(Element data from apps and pages)
◇ ◇ ◇ ◇ ◇

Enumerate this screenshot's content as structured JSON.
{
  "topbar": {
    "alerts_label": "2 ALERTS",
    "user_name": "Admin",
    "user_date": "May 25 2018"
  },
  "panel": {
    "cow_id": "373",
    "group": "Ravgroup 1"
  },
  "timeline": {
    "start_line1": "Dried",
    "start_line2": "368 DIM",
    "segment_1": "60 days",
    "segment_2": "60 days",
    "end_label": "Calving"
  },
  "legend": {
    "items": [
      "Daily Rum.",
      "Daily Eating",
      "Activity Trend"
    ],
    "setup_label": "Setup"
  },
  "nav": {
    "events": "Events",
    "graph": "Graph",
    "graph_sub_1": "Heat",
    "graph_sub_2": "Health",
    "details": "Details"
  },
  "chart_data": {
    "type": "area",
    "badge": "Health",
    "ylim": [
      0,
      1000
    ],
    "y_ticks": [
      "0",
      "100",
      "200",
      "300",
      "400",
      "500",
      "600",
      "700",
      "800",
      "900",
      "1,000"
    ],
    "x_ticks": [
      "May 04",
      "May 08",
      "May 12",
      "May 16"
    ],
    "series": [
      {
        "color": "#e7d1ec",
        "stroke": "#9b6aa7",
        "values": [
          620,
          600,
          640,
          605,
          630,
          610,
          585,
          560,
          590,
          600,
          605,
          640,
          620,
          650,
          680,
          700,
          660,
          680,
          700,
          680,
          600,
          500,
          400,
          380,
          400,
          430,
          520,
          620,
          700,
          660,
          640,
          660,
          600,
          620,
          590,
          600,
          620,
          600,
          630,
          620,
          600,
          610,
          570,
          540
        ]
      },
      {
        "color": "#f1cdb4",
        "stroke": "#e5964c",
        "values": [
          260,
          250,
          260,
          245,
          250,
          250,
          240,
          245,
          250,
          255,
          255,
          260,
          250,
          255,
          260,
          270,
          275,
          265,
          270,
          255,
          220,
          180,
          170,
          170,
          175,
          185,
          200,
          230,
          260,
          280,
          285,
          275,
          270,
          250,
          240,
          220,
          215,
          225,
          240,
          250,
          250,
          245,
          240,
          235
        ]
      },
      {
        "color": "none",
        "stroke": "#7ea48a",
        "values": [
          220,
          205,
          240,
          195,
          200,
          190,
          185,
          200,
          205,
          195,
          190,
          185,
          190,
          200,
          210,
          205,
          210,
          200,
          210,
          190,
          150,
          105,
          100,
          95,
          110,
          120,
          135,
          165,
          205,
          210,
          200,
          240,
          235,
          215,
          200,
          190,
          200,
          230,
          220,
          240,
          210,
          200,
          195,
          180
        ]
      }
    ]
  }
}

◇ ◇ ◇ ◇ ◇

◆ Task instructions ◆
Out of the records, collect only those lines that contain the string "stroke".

◆ Task output ◆
        "stroke": "#9b6aa7",
        "stroke": "#e5964c",
        "stroke": "#7ea48a",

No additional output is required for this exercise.